The Clark County School District now knows the exact size of the budget reduction it faces for 2008 because of shortfalls in projected state revenue: $17.04 million.
Superintendent Walt Rulffes shared that number with school board members Thursday as he outlined the contents of a new letter from the state Department of Education.
It appears that the choices for what to cut have been largely made, Rulffes said. The new figures for district reductions are based on the deferment of state one-shot funding for full-day kindergarten, empowerment schools, remediation and other special programs. That totals $22.4 million for fiscal year 2008.
“That certainly takes away our options,” Rulffes said.
School board members continued to question the legitimacy of the cuts called for by Gov. Jim Gibbons. Public schools across Nevada are being asked to absorb a total of $47.6 million in state funding reductions for fiscal year 2008 and $45.1 million in fiscal year 2009.
The district already is working to identify where to cut back. On Tuesday, Chief Financial Officer Jeff Weiler said the district was postponing full implementation of the Enterprise Resource Planning system, a technology system intended to unify the functions of district administration.

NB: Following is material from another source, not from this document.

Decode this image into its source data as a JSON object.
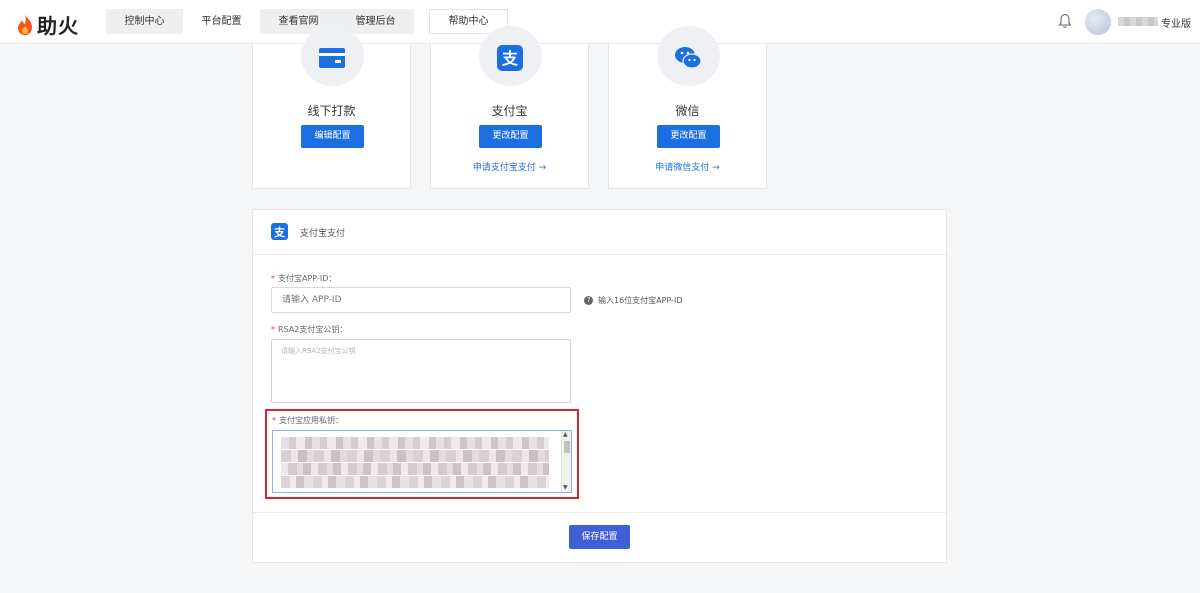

ERP is already in use by personnel in finance and purchasing. However, human resources, payroll and teacher recruitment staff will have to wait to come on line until money is available to complete the project. About $12 million has been earmarked for ERP in the 2008 budget, but roughly half of that already has been spent.
Rulffes said Thursday that other cuts have not yet been decided on.
School board members also discussed a possible legal challenge of the governor’s action, an idea that’s already been discussed by legislators.
“I think it would be appropriate to have a discussion about a lawsuit in a closed meeting,” district general counsel Bill Hoffman said in response to questions.
Hoffman said his office has researched the issue, but he added that it would be better to discuss it in a setting that preserves attorney-client privilege.
This is only the first round of cuts, Rulffes cautioned. The state has yet to notify the district of how much it will have to absorb in 2009.